_What you are asked to do_. Wherever the string "Primary" shows up in the records below, return that line.

◇ ◇ ◇ ◇ ◇ ◇ ◇

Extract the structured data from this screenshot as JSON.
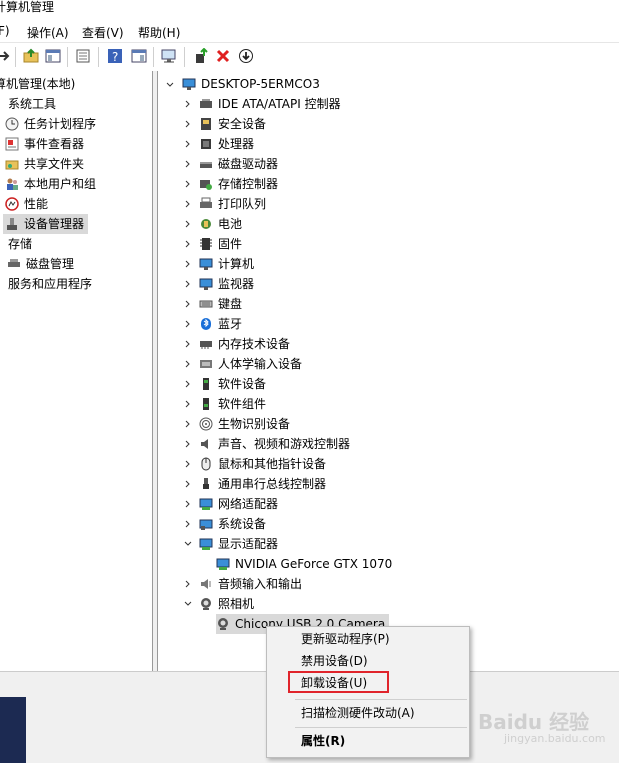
{
  "window": {
    "title": "计算机管理"
  },
  "menu": {
    "file": "F)",
    "action": "操作(A)",
    "view": "查看(V)",
    "help": "帮助(H)"
  },
  "left_tree": [
    {
      "label": "算机管理(本地)"
    },
    {
      "label": "系统工具"
    },
    {
      "label": "任务计划程序"
    },
    {
      "label": "事件查看器"
    },
    {
      "label": "共享文件夹"
    },
    {
      "label": "本地用户和组"
    },
    {
      "label": "性能"
    },
    {
      "label": "设备管理器"
    },
    {
      "label": "存储"
    },
    {
      "label": "磁盘管理"
    },
    {
      "label": "服务和应用程序"
    }
  ],
  "device_tree": {
    "root": "DESKTOP-5ERMCO3",
    "categories": [
      {
        "label": "IDE ATA/ATAPI 控制器"
      },
      {
        "label": "安全设备"
      },
      {
        "label": "处理器"
      },
      {
        "label": "磁盘驱动器"
      },
      {
        "label": "存储控制器"
      },
      {
        "label": "打印队列"
      },
      {
        "label": "电池"
      },
      {
        "label": "固件"
      },
      {
        "label": "计算机"
      },
      {
        "label": "监视器"
      },
      {
        "label": "键盘"
      },
      {
        "label": "蓝牙"
      },
      {
        "label": "内存技术设备"
      },
      {
        "label": "人体学输入设备"
      },
      {
        "label": "软件设备"
      },
      {
        "label": "软件组件"
      },
      {
        "label": "生物识别设备"
      },
      {
        "label": "声音、视频和游戏控制器"
      },
      {
        "label": "鼠标和其他指针设备"
      },
      {
        "label": "通用串行总线控制器"
      },
      {
        "label": "网络适配器"
      },
      {
        "label": "系统设备"
      },
      {
        "label": "显示适配器"
      },
      {
        "label": "NVIDIA GeForce GTX 1070"
      },
      {
        "label": "音频输入和输出"
      },
      {
        "label": "照相机"
      },
      {
        "label": "Chicony USB 2.0 Camera"
      }
    ]
  },
  "context_menu": {
    "update_driver": "更新驱动程序(P)",
    "disable": "禁用设备(D)",
    "uninstall": "卸载设备(U)",
    "scan": "扫描检测硬件改动(A)",
    "properties": "属性(R)"
  },
  "watermark": {
    "text": "Baidu 经验",
    "sub": "jingyan.baidu.com"
  },
  "colors": {
    "highlight_box": "#e0242b",
    "selected_row": "#d9d9d9"
  }
}
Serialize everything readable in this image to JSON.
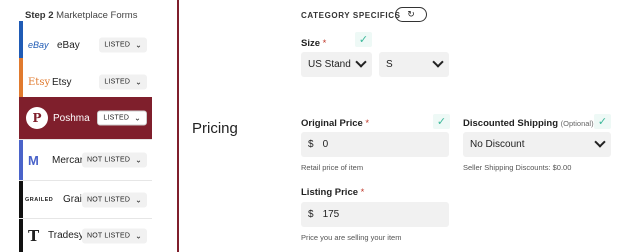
{
  "sidebar": {
    "step_number": "Step 2",
    "step_text": "Marketplace Forms",
    "items": [
      {
        "logo": "eBay",
        "name": "eBay",
        "status": "LISTED",
        "accent": "#1f5bb5"
      },
      {
        "logo": "Etsy",
        "name": "Etsy",
        "status": "LISTED",
        "accent": "#e07a2e"
      },
      {
        "logo": "P",
        "name": "Poshma",
        "status": "LISTED",
        "accent": "#7f1f2c"
      },
      {
        "logo": "M",
        "name": "Mercari",
        "status": "NOT LISTED",
        "accent": "#4a63c9"
      },
      {
        "logo": "GRAILED",
        "name": "Grailed",
        "status": "NOT LISTED",
        "accent": "#111111"
      },
      {
        "logo": "T",
        "name": "Tradesy",
        "status": "NOT LISTED",
        "accent": "#111111"
      }
    ]
  },
  "section": {
    "label": "Pricing"
  },
  "category_specifics": {
    "title": "CATEGORY SPECIFICS",
    "refresh_icon": "refresh-icon"
  },
  "size": {
    "label": "Size",
    "required_mark": "*",
    "standard_value": "US Stand",
    "size_value": "S"
  },
  "original_price": {
    "label": "Original Price",
    "required_mark": "*",
    "currency": "$",
    "value": "0",
    "hint": "Retail price of item"
  },
  "discounted_shipping": {
    "label": "Discounted Shipping",
    "optional": "(Optional)",
    "value": "No Discount",
    "hint": "Seller Shipping Discounts: $0.00"
  },
  "listing_price": {
    "label": "Listing Price",
    "required_mark": "*",
    "currency": "$",
    "value": "175",
    "hint": "Price you are selling your item"
  },
  "colors": {
    "accent": "#7f1f2c",
    "check": "#3cb89a"
  }
}
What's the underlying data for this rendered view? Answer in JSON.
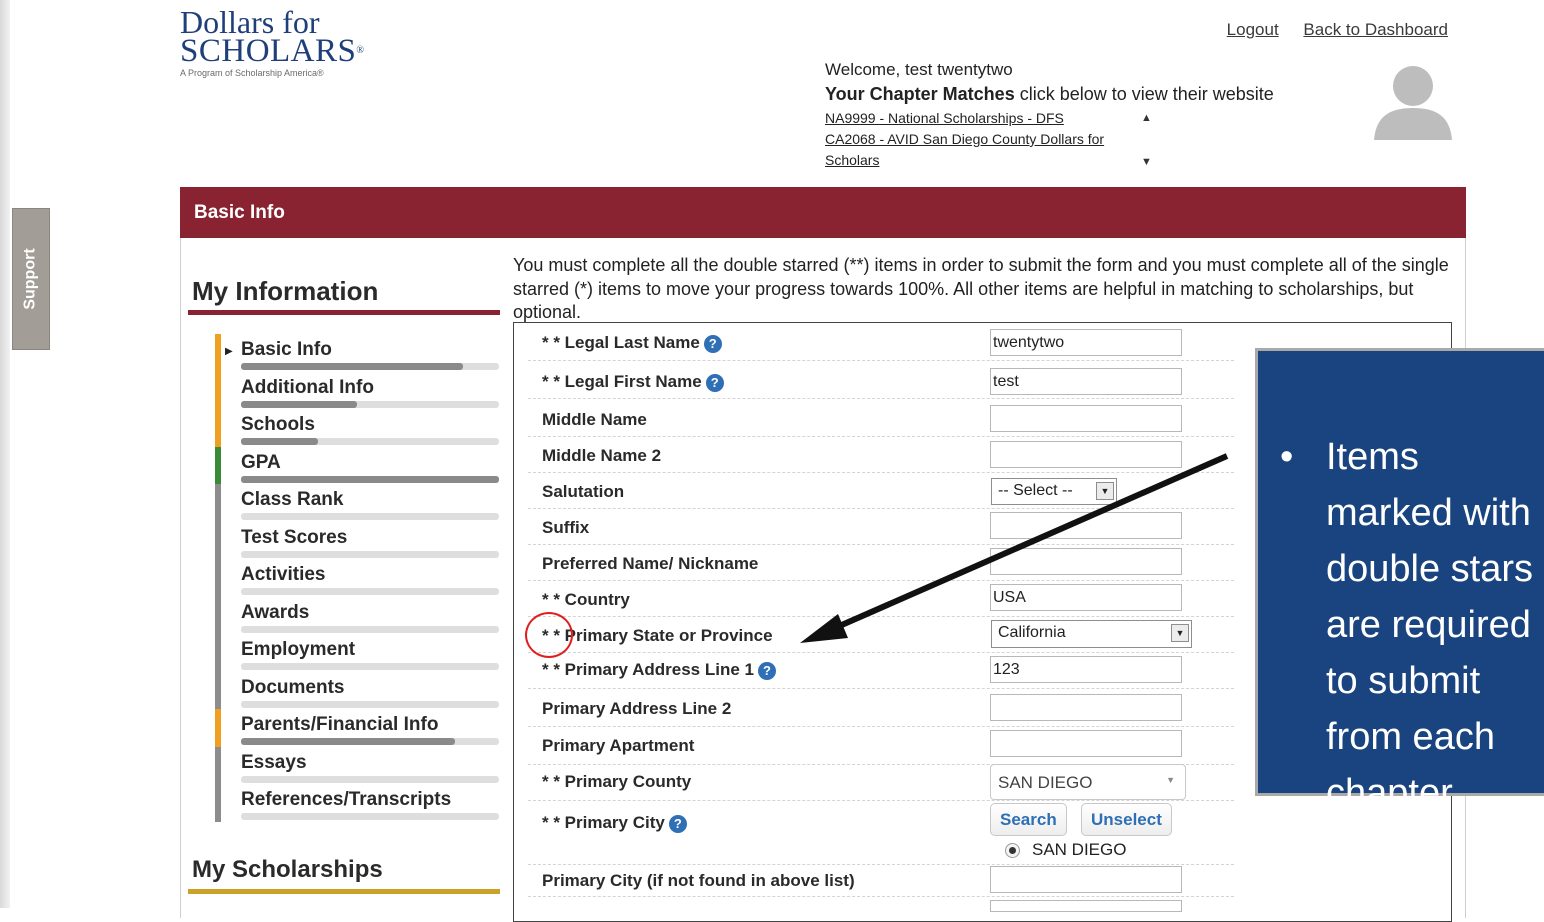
{
  "support_tab": {
    "label": "Support"
  },
  "logo": {
    "line1": "Dollars for",
    "line2": "SCHOLARS",
    "tagline": "A Program of Scholarship America®"
  },
  "header": {
    "logout": "Logout",
    "back": "Back to Dashboard",
    "welcome": "Welcome, test twentytwo",
    "matches_bold": "Your Chapter Matches",
    "matches_rest": " click below to view their website",
    "match_links": [
      "NA9999 - National Scholarships - DFS",
      "CA2068 - AVID San Diego County Dollars for Scholars"
    ]
  },
  "banner": {
    "title": "Basic Info"
  },
  "sidebar": {
    "title": "My Information",
    "items": [
      {
        "label": "Basic Info",
        "stripe": "#f0a020",
        "progress": 0.86,
        "active": true
      },
      {
        "label": "Additional Info",
        "stripe": "#f0a020",
        "progress": 0.45
      },
      {
        "label": "Schools",
        "stripe": "#f0a020",
        "progress": 0.3
      },
      {
        "label": "GPA",
        "stripe": "#3a8a3a",
        "progress": 1.0
      },
      {
        "label": "Class Rank",
        "stripe": "#8c8c8c",
        "progress": 0.0
      },
      {
        "label": "Test Scores",
        "stripe": "#8c8c8c",
        "progress": 0.0
      },
      {
        "label": "Activities",
        "stripe": "#8c8c8c",
        "progress": 0.0
      },
      {
        "label": "Awards",
        "stripe": "#8c8c8c",
        "progress": 0.0
      },
      {
        "label": "Employment",
        "stripe": "#8c8c8c",
        "progress": 0.0
      },
      {
        "label": "Documents",
        "stripe": "#8c8c8c",
        "progress": 0.0
      },
      {
        "label": "Parents/Financial Info",
        "stripe": "#f0a020",
        "progress": 0.83
      },
      {
        "label": "Essays",
        "stripe": "#8c8c8c",
        "progress": 0.0
      },
      {
        "label": "References/Transcripts",
        "stripe": "#8c8c8c",
        "progress": 0.0
      }
    ],
    "title2": "My Scholarships"
  },
  "intro": "You must complete all the double starred (**) items in order to submit the form and you must complete all of the single starred (*) items to move your progress towards 100%. All other items are helpful in matching to scholarships, but optional.",
  "form": {
    "legal_last": {
      "label": "* * Legal Last Name",
      "value": "twentytwo"
    },
    "legal_first": {
      "label": "* * Legal First Name",
      "value": "test"
    },
    "middle": {
      "label": "Middle Name",
      "value": ""
    },
    "middle2": {
      "label": "Middle Name 2",
      "value": ""
    },
    "salutation": {
      "label": "Salutation",
      "value": "-- Select --"
    },
    "suffix": {
      "label": "Suffix",
      "value": ""
    },
    "preferred": {
      "label": "Preferred Name/ Nickname",
      "value": ""
    },
    "country": {
      "label": "* * Country",
      "value": "USA"
    },
    "state": {
      "label": "* * Primary State or Province",
      "value": "California"
    },
    "addr1": {
      "label": "* * Primary Address Line 1",
      "value": "123"
    },
    "addr2": {
      "label": "Primary Address Line 2",
      "value": ""
    },
    "apt": {
      "label": "Primary Apartment",
      "value": ""
    },
    "county": {
      "label": "* * Primary County",
      "value": "SAN DIEGO"
    },
    "city": {
      "label": "* * Primary City",
      "search": "Search",
      "unselect": "Unselect",
      "selected": "SAN DIEGO"
    },
    "city_other": {
      "label": "Primary City (if not found in above list)",
      "value": ""
    }
  },
  "callout": {
    "text": "Items marked with double stars are required to submit from each chapter"
  }
}
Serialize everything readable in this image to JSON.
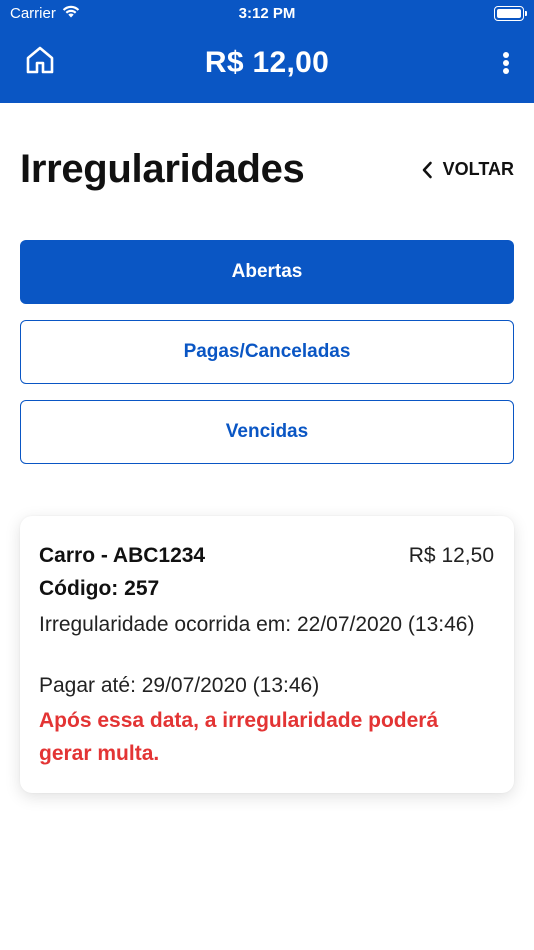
{
  "status_bar": {
    "carrier": "Carrier",
    "time": "3:12 PM",
    "wifi_icon": "wifi-icon",
    "battery_icon": "battery-icon"
  },
  "nav": {
    "balance": "R$ 12,00",
    "home_icon": "home-icon",
    "menu_icon": "more-vertical-icon",
    "color": "#0a56c4"
  },
  "header": {
    "title": "Irregularidades",
    "back_label": "VOLTAR",
    "back_icon": "chevron-left-icon"
  },
  "filters": {
    "open_label": "Abertas",
    "paid_label": "Pagas/Canceladas",
    "expired_label": "Vencidas",
    "selected": "Abertas"
  },
  "irregularity": {
    "vehicle": "Carro - ABC1234",
    "amount": "R$ 12,50",
    "code": "Código: 257",
    "occurred": "Irregularidade ocorrida em: 22/07/2020 (13:46)",
    "due": "Pagar até: 29/07/2020 (13:46)",
    "warning": "Após essa data, a irregularidade poderá gerar multa.",
    "warning_color": "#e33434"
  }
}
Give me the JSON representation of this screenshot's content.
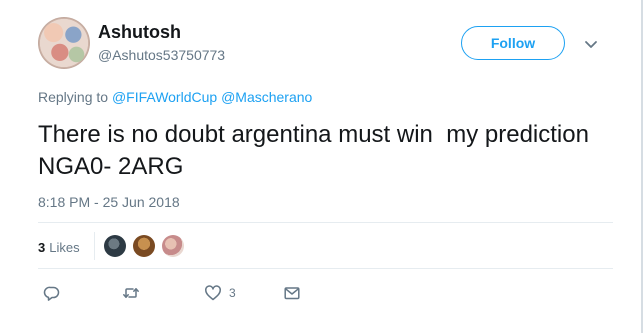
{
  "user": {
    "name": "Ashutosh",
    "handle": "@Ashutos53750773"
  },
  "follow_label": "Follow",
  "reply_context": {
    "prefix": "Replying to",
    "mentions": [
      "@FIFAWorldCup",
      "@Mascherano"
    ]
  },
  "tweet": {
    "text": "There is no doubt argentina must win  my prediction NGA0- 2ARG",
    "timestamp": "8:18 PM - 25 Jun 2018"
  },
  "stats": {
    "likes_count": "3",
    "likes_label": "Likes"
  },
  "actions": {
    "like_count": "3"
  },
  "icons": {
    "reply": "reply-icon",
    "retweet": "retweet-icon",
    "like": "heart-icon",
    "message": "envelope-icon",
    "more": "chevron-down-icon"
  },
  "colors": {
    "accent": "#1da1f2",
    "text": "#14171a",
    "muted": "#657786",
    "divider": "#e6ecf0"
  }
}
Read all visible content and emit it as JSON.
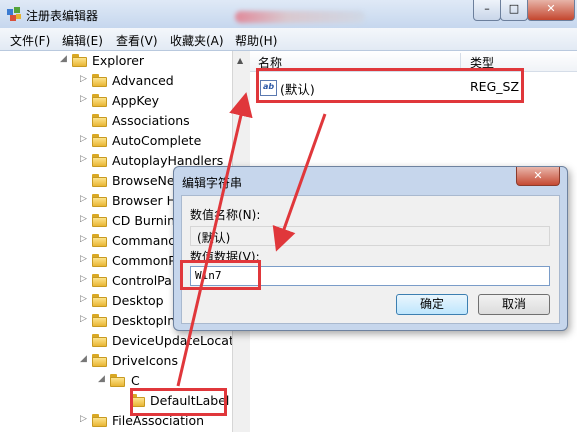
{
  "window": {
    "title": "注册表编辑器",
    "minimize": "–",
    "maximize": "□",
    "close": "✕"
  },
  "menu": [
    "文件(F)",
    "编辑(E)",
    "查看(V)",
    "收藏夹(A)",
    "帮助(H)"
  ],
  "tree": {
    "items": [
      {
        "label": "Explorer",
        "expander": "◢",
        "expanded": true
      },
      {
        "label": "Advanced",
        "expander": "▷"
      },
      {
        "label": "AppKey",
        "expander": "▷"
      },
      {
        "label": "Associations",
        "expander": ""
      },
      {
        "label": "AutoComplete",
        "expander": "▷"
      },
      {
        "label": "AutoplayHandlers",
        "expander": "▷"
      },
      {
        "label": "BrowseNewProcess",
        "expander": ""
      },
      {
        "label": "Browser Helper Objects",
        "expander": "▷"
      },
      {
        "label": "CD Burning",
        "expander": "▷"
      },
      {
        "label": "CommandStore",
        "expander": "▷"
      },
      {
        "label": "CommonPlaces",
        "expander": "▷"
      },
      {
        "label": "ControlPanel",
        "expander": "▷"
      },
      {
        "label": "Desktop",
        "expander": "▷"
      },
      {
        "label": "DesktopIni",
        "expander": "▷"
      },
      {
        "label": "DeviceUpdateLocations",
        "expander": ""
      },
      {
        "label": "DriveIcons",
        "expander": "◢",
        "expanded": true
      },
      {
        "label": "C",
        "expander": "◢",
        "expanded": true
      },
      {
        "label": "DefaultLabel",
        "expander": "",
        "selected": true
      },
      {
        "label": "FileAssociation",
        "expander": "▷"
      }
    ]
  },
  "list": {
    "columns": {
      "name": "名称",
      "type": "类型"
    },
    "rows": [
      {
        "icon": "ab",
        "name": "(默认)",
        "type": "REG_SZ"
      }
    ]
  },
  "dialog": {
    "title": "编辑字符串",
    "close": "✕",
    "name_label": "数值名称(N):",
    "name_value": "(默认)",
    "data_label": "数值数据(V):",
    "data_value": "Win7",
    "ok": "确定",
    "cancel": "取消"
  },
  "colors": {
    "highlight": "#e0373b"
  }
}
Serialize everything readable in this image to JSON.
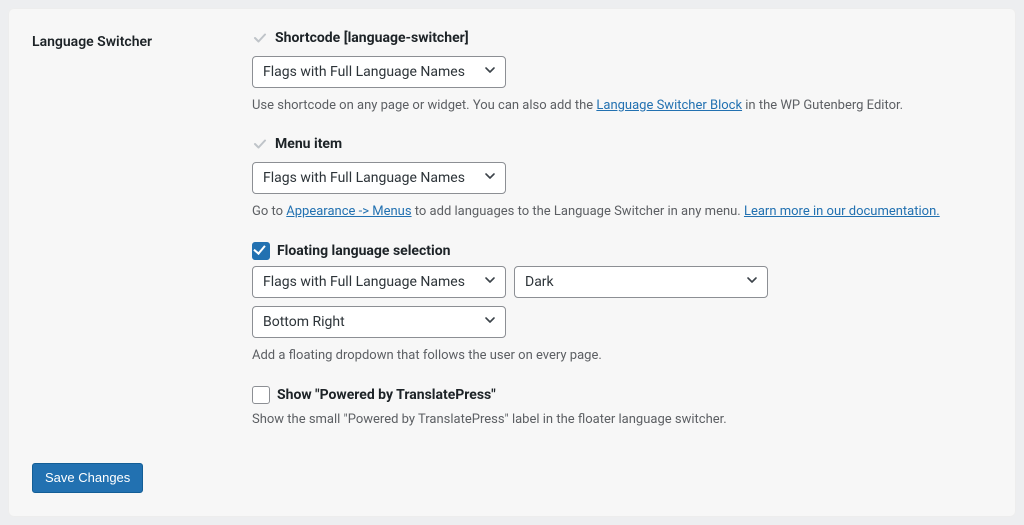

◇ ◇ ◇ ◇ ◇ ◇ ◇

_Exercise solution_.
      "label": "* * Primary State or Province",
      "label": "* * Primary Address Line 1",
      "label": "Primary Address Line 2",
      "label": "Primary Apartment",
      "label": "* * Primary County",
      "label": "* * Primary City",
      "label": "Primary City (if not found in above list)",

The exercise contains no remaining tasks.